* _PROBLEM TO WORK ON_
Write each line below back out exactly, omitting its pictures.

* _GIVEN RECORDS_
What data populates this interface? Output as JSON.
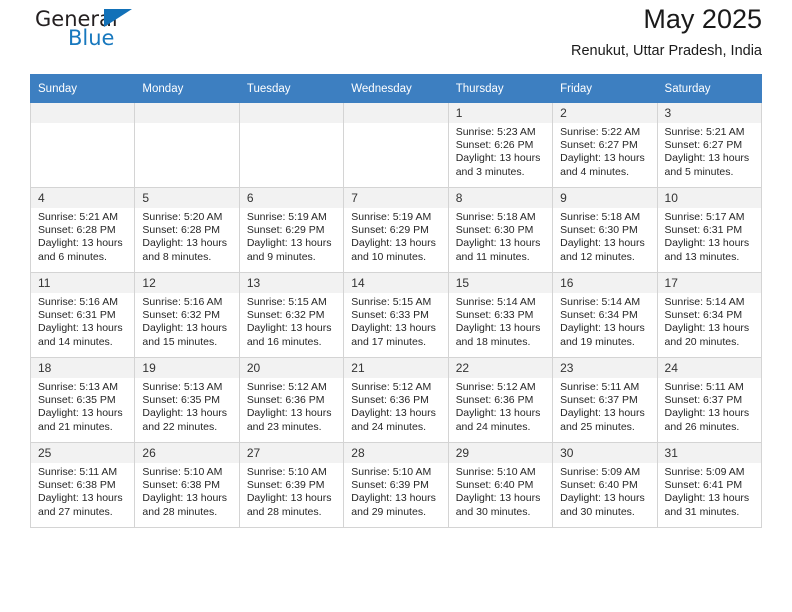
{
  "brand": {
    "name_top": "General",
    "name_bottom": "Blue",
    "accent_color": "#1271b8",
    "text_color": "#231f20"
  },
  "header": {
    "title": "May 2025",
    "subtitle": "Renukut, Uttar Pradesh, India"
  },
  "calendar": {
    "header_bg": "#3d7fc1",
    "daynum_bg": "#f2f2f2",
    "weekdays": [
      "Sunday",
      "Monday",
      "Tuesday",
      "Wednesday",
      "Thursday",
      "Friday",
      "Saturday"
    ],
    "labels": {
      "sunrise": "Sunrise:",
      "sunset": "Sunset:",
      "daylight": "Daylight:"
    },
    "weeks": [
      [
        {
          "day": "",
          "empty": true
        },
        {
          "day": "",
          "empty": true
        },
        {
          "day": "",
          "empty": true
        },
        {
          "day": "",
          "empty": true
        },
        {
          "day": "1",
          "sunrise": "Sunrise: 5:23 AM",
          "sunset": "Sunset: 6:26 PM",
          "daylight_1": "Daylight: 13 hours",
          "daylight_2": "and 3 minutes."
        },
        {
          "day": "2",
          "sunrise": "Sunrise: 5:22 AM",
          "sunset": "Sunset: 6:27 PM",
          "daylight_1": "Daylight: 13 hours",
          "daylight_2": "and 4 minutes."
        },
        {
          "day": "3",
          "sunrise": "Sunrise: 5:21 AM",
          "sunset": "Sunset: 6:27 PM",
          "daylight_1": "Daylight: 13 hours",
          "daylight_2": "and 5 minutes."
        }
      ],
      [
        {
          "day": "4",
          "sunrise": "Sunrise: 5:21 AM",
          "sunset": "Sunset: 6:28 PM",
          "daylight_1": "Daylight: 13 hours",
          "daylight_2": "and 6 minutes."
        },
        {
          "day": "5",
          "sunrise": "Sunrise: 5:20 AM",
          "sunset": "Sunset: 6:28 PM",
          "daylight_1": "Daylight: 13 hours",
          "daylight_2": "and 8 minutes."
        },
        {
          "day": "6",
          "sunrise": "Sunrise: 5:19 AM",
          "sunset": "Sunset: 6:29 PM",
          "daylight_1": "Daylight: 13 hours",
          "daylight_2": "and 9 minutes."
        },
        {
          "day": "7",
          "sunrise": "Sunrise: 5:19 AM",
          "sunset": "Sunset: 6:29 PM",
          "daylight_1": "Daylight: 13 hours",
          "daylight_2": "and 10 minutes."
        },
        {
          "day": "8",
          "sunrise": "Sunrise: 5:18 AM",
          "sunset": "Sunset: 6:30 PM",
          "daylight_1": "Daylight: 13 hours",
          "daylight_2": "and 11 minutes."
        },
        {
          "day": "9",
          "sunrise": "Sunrise: 5:18 AM",
          "sunset": "Sunset: 6:30 PM",
          "daylight_1": "Daylight: 13 hours",
          "daylight_2": "and 12 minutes."
        },
        {
          "day": "10",
          "sunrise": "Sunrise: 5:17 AM",
          "sunset": "Sunset: 6:31 PM",
          "daylight_1": "Daylight: 13 hours",
          "daylight_2": "and 13 minutes."
        }
      ],
      [
        {
          "day": "11",
          "sunrise": "Sunrise: 5:16 AM",
          "sunset": "Sunset: 6:31 PM",
          "daylight_1": "Daylight: 13 hours",
          "daylight_2": "and 14 minutes."
        },
        {
          "day": "12",
          "sunrise": "Sunrise: 5:16 AM",
          "sunset": "Sunset: 6:32 PM",
          "daylight_1": "Daylight: 13 hours",
          "daylight_2": "and 15 minutes."
        },
        {
          "day": "13",
          "sunrise": "Sunrise: 5:15 AM",
          "sunset": "Sunset: 6:32 PM",
          "daylight_1": "Daylight: 13 hours",
          "daylight_2": "and 16 minutes."
        },
        {
          "day": "14",
          "sunrise": "Sunrise: 5:15 AM",
          "sunset": "Sunset: 6:33 PM",
          "daylight_1": "Daylight: 13 hours",
          "daylight_2": "and 17 minutes."
        },
        {
          "day": "15",
          "sunrise": "Sunrise: 5:14 AM",
          "sunset": "Sunset: 6:33 PM",
          "daylight_1": "Daylight: 13 hours",
          "daylight_2": "and 18 minutes."
        },
        {
          "day": "16",
          "sunrise": "Sunrise: 5:14 AM",
          "sunset": "Sunset: 6:34 PM",
          "daylight_1": "Daylight: 13 hours",
          "daylight_2": "and 19 minutes."
        },
        {
          "day": "17",
          "sunrise": "Sunrise: 5:14 AM",
          "sunset": "Sunset: 6:34 PM",
          "daylight_1": "Daylight: 13 hours",
          "daylight_2": "and 20 minutes."
        }
      ],
      [
        {
          "day": "18",
          "sunrise": "Sunrise: 5:13 AM",
          "sunset": "Sunset: 6:35 PM",
          "daylight_1": "Daylight: 13 hours",
          "daylight_2": "and 21 minutes."
        },
        {
          "day": "19",
          "sunrise": "Sunrise: 5:13 AM",
          "sunset": "Sunset: 6:35 PM",
          "daylight_1": "Daylight: 13 hours",
          "daylight_2": "and 22 minutes."
        },
        {
          "day": "20",
          "sunrise": "Sunrise: 5:12 AM",
          "sunset": "Sunset: 6:36 PM",
          "daylight_1": "Daylight: 13 hours",
          "daylight_2": "and 23 minutes."
        },
        {
          "day": "21",
          "sunrise": "Sunrise: 5:12 AM",
          "sunset": "Sunset: 6:36 PM",
          "daylight_1": "Daylight: 13 hours",
          "daylight_2": "and 24 minutes."
        },
        {
          "day": "22",
          "sunrise": "Sunrise: 5:12 AM",
          "sunset": "Sunset: 6:36 PM",
          "daylight_1": "Daylight: 13 hours",
          "daylight_2": "and 24 minutes."
        },
        {
          "day": "23",
          "sunrise": "Sunrise: 5:11 AM",
          "sunset": "Sunset: 6:37 PM",
          "daylight_1": "Daylight: 13 hours",
          "daylight_2": "and 25 minutes."
        },
        {
          "day": "24",
          "sunrise": "Sunrise: 5:11 AM",
          "sunset": "Sunset: 6:37 PM",
          "daylight_1": "Daylight: 13 hours",
          "daylight_2": "and 26 minutes."
        }
      ],
      [
        {
          "day": "25",
          "sunrise": "Sunrise: 5:11 AM",
          "sunset": "Sunset: 6:38 PM",
          "daylight_1": "Daylight: 13 hours",
          "daylight_2": "and 27 minutes."
        },
        {
          "day": "26",
          "sunrise": "Sunrise: 5:10 AM",
          "sunset": "Sunset: 6:38 PM",
          "daylight_1": "Daylight: 13 hours",
          "daylight_2": "and 28 minutes."
        },
        {
          "day": "27",
          "sunrise": "Sunrise: 5:10 AM",
          "sunset": "Sunset: 6:39 PM",
          "daylight_1": "Daylight: 13 hours",
          "daylight_2": "and 28 minutes."
        },
        {
          "day": "28",
          "sunrise": "Sunrise: 5:10 AM",
          "sunset": "Sunset: 6:39 PM",
          "daylight_1": "Daylight: 13 hours",
          "daylight_2": "and 29 minutes."
        },
        {
          "day": "29",
          "sunrise": "Sunrise: 5:10 AM",
          "sunset": "Sunset: 6:40 PM",
          "daylight_1": "Daylight: 13 hours",
          "daylight_2": "and 30 minutes."
        },
        {
          "day": "30",
          "sunrise": "Sunrise: 5:09 AM",
          "sunset": "Sunset: 6:40 PM",
          "daylight_1": "Daylight: 13 hours",
          "daylight_2": "and 30 minutes."
        },
        {
          "day": "31",
          "sunrise": "Sunrise: 5:09 AM",
          "sunset": "Sunset: 6:41 PM",
          "daylight_1": "Daylight: 13 hours",
          "daylight_2": "and 31 minutes."
        }
      ]
    ]
  }
}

* _RESPONSE TO THIS TASK_
What data populates this interface? Output as JSON.
{
  "brand": {
    "name_top": "General",
    "name_bottom": "Blue",
    "accent_color": "#1271b8",
    "text_color": "#231f20"
  },
  "header": {
    "title": "May 2025",
    "subtitle": "Renukut, Uttar Pradesh, India"
  },
  "calendar": {
    "header_bg": "#3d7fc1",
    "daynum_bg": "#f2f2f2",
    "weekdays": [
      "Sunday",
      "Monday",
      "Tuesday",
      "Wednesday",
      "Thursday",
      "Friday",
      "Saturday"
    ],
    "labels": {
      "sunrise": "Sunrise:",
      "sunset": "Sunset:",
      "daylight": "Daylight:"
    },
    "weeks": [
      [
        {
          "day": "",
          "empty": true
        },
        {
          "day": "",
          "empty": true
        },
        {
          "day": "",
          "empty": true
        },
        {
          "day": "",
          "empty": true
        },
        {
          "day": "1",
          "sunrise": "Sunrise: 5:23 AM",
          "sunset": "Sunset: 6:26 PM",
          "daylight_1": "Daylight: 13 hours",
          "daylight_2": "and 3 minutes."
        },
        {
          "day": "2",
          "sunrise": "Sunrise: 5:22 AM",
          "sunset": "Sunset: 6:27 PM",
          "daylight_1": "Daylight: 13 hours",
          "daylight_2": "and 4 minutes."
        },
        {
          "day": "3",
          "sunrise": "Sunrise: 5:21 AM",
          "sunset": "Sunset: 6:27 PM",
          "daylight_1": "Daylight: 13 hours",
          "daylight_2": "and 5 minutes."
        }
      ],
      [
        {
          "day": "4",
          "sunrise": "Sunrise: 5:21 AM",
          "sunset": "Sunset: 6:28 PM",
          "daylight_1": "Daylight: 13 hours",
          "daylight_2": "and 6 minutes."
        },
        {
          "day": "5",
          "sunrise": "Sunrise: 5:20 AM",
          "sunset": "Sunset: 6:28 PM",
          "daylight_1": "Daylight: 13 hours",
          "daylight_2": "and 8 minutes."
        },
        {
          "day": "6",
          "sunrise": "Sunrise: 5:19 AM",
          "sunset": "Sunset: 6:29 PM",
          "daylight_1": "Daylight: 13 hours",
          "daylight_2": "and 9 minutes."
        },
        {
          "day": "7",
          "sunrise": "Sunrise: 5:19 AM",
          "sunset": "Sunset: 6:29 PM",
          "daylight_1": "Daylight: 13 hours",
          "daylight_2": "and 10 minutes."
        },
        {
          "day": "8",
          "sunrise": "Sunrise: 5:18 AM",
          "sunset": "Sunset: 6:30 PM",
          "daylight_1": "Daylight: 13 hours",
          "daylight_2": "and 11 minutes."
        },
        {
          "day": "9",
          "sunrise": "Sunrise: 5:18 AM",
          "sunset": "Sunset: 6:30 PM",
          "daylight_1": "Daylight: 13 hours",
          "daylight_2": "and 12 minutes."
        },
        {
          "day": "10",
          "sunrise": "Sunrise: 5:17 AM",
          "sunset": "Sunset: 6:31 PM",
          "daylight_1": "Daylight: 13 hours",
          "daylight_2": "and 13 minutes."
        }
      ],
      [
        {
          "day": "11",
          "sunrise": "Sunrise: 5:16 AM",
          "sunset": "Sunset: 6:31 PM",
          "daylight_1": "Daylight: 13 hours",
          "daylight_2": "and 14 minutes."
        },
        {
          "day": "12",
          "sunrise": "Sunrise: 5:16 AM",
          "sunset": "Sunset: 6:32 PM",
          "daylight_1": "Daylight: 13 hours",
          "daylight_2": "and 15 minutes."
        },
        {
          "day": "13",
          "sunrise": "Sunrise: 5:15 AM",
          "sunset": "Sunset: 6:32 PM",
          "daylight_1": "Daylight: 13 hours",
          "daylight_2": "and 16 minutes."
        },
        {
          "day": "14",
          "sunrise": "Sunrise: 5:15 AM",
          "sunset": "Sunset: 6:33 PM",
          "daylight_1": "Daylight: 13 hours",
          "daylight_2": "and 17 minutes."
        },
        {
          "day": "15",
          "sunrise": "Sunrise: 5:14 AM",
          "sunset": "Sunset: 6:33 PM",
          "daylight_1": "Daylight: 13 hours",
          "daylight_2": "and 18 minutes."
        },
        {
          "day": "16",
          "sunrise": "Sunrise: 5:14 AM",
          "sunset": "Sunset: 6:34 PM",
          "daylight_1": "Daylight: 13 hours",
          "daylight_2": "and 19 minutes."
        },
        {
          "day": "17",
          "sunrise": "Sunrise: 5:14 AM",
          "sunset": "Sunset: 6:34 PM",
          "daylight_1": "Daylight: 13 hours",
          "daylight_2": "and 20 minutes."
        }
      ],
      [
        {
          "day": "18",
          "sunrise": "Sunrise: 5:13 AM",
          "sunset": "Sunset: 6:35 PM",
          "daylight_1": "Daylight: 13 hours",
          "daylight_2": "and 21 minutes."
        },
        {
          "day": "19",
          "sunrise": "Sunrise: 5:13 AM",
          "sunset": "Sunset: 6:35 PM",
          "daylight_1": "Daylight: 13 hours",
          "daylight_2": "and 22 minutes."
        },
        {
          "day": "20",
          "sunrise": "Sunrise: 5:12 AM",
          "sunset": "Sunset: 6:36 PM",
          "daylight_1": "Daylight: 13 hours",
          "daylight_2": "and 23 minutes."
        },
        {
          "day": "21",
          "sunrise": "Sunrise: 5:12 AM",
          "sunset": "Sunset: 6:36 PM",
          "daylight_1": "Daylight: 13 hours",
          "daylight_2": "and 24 minutes."
        },
        {
          "day": "22",
          "sunrise": "Sunrise: 5:12 AM",
          "sunset": "Sunset: 6:36 PM",
          "daylight_1": "Daylight: 13 hours",
          "daylight_2": "and 24 minutes."
        },
        {
          "day": "23",
          "sunrise": "Sunrise: 5:11 AM",
          "sunset": "Sunset: 6:37 PM",
          "daylight_1": "Daylight: 13 hours",
          "daylight_2": "and 25 minutes."
        },
        {
          "day": "24",
          "sunrise": "Sunrise: 5:11 AM",
          "sunset": "Sunset: 6:37 PM",
          "daylight_1": "Daylight: 13 hours",
          "daylight_2": "and 26 minutes."
        }
      ],
      [
        {
          "day": "25",
          "sunrise": "Sunrise: 5:11 AM",
          "sunset": "Sunset: 6:38 PM",
          "daylight_1": "Daylight: 13 hours",
          "daylight_2": "and 27 minutes."
        },
        {
          "day": "26",
          "sunrise": "Sunrise: 5:10 AM",
          "sunset": "Sunset: 6:38 PM",
          "daylight_1": "Daylight: 13 hours",
          "daylight_2": "and 28 minutes."
        },
        {
          "day": "27",
          "sunrise": "Sunrise: 5:10 AM",
          "sunset": "Sunset: 6:39 PM",
          "daylight_1": "Daylight: 13 hours",
          "daylight_2": "and 28 minutes."
        },
        {
          "day": "28",
          "sunrise": "Sunrise: 5:10 AM",
          "sunset": "Sunset: 6:39 PM",
          "daylight_1": "Daylight: 13 hours",
          "daylight_2": "and 29 minutes."
        },
        {
          "day": "29",
          "sunrise": "Sunrise: 5:10 AM",
          "sunset": "Sunset: 6:40 PM",
          "daylight_1": "Daylight: 13 hours",
          "daylight_2": "and 30 minutes."
        },
        {
          "day": "30",
          "sunrise": "Sunrise: 5:09 AM",
          "sunset": "Sunset: 6:40 PM",
          "daylight_1": "Daylight: 13 hours",
          "daylight_2": "and 30 minutes."
        },
        {
          "day": "31",
          "sunrise": "Sunrise: 5:09 AM",
          "sunset": "Sunset: 6:41 PM",
          "daylight_1": "Daylight: 13 hours",
          "daylight_2": "and 31 minutes."
        }
      ]
    ]
  }
}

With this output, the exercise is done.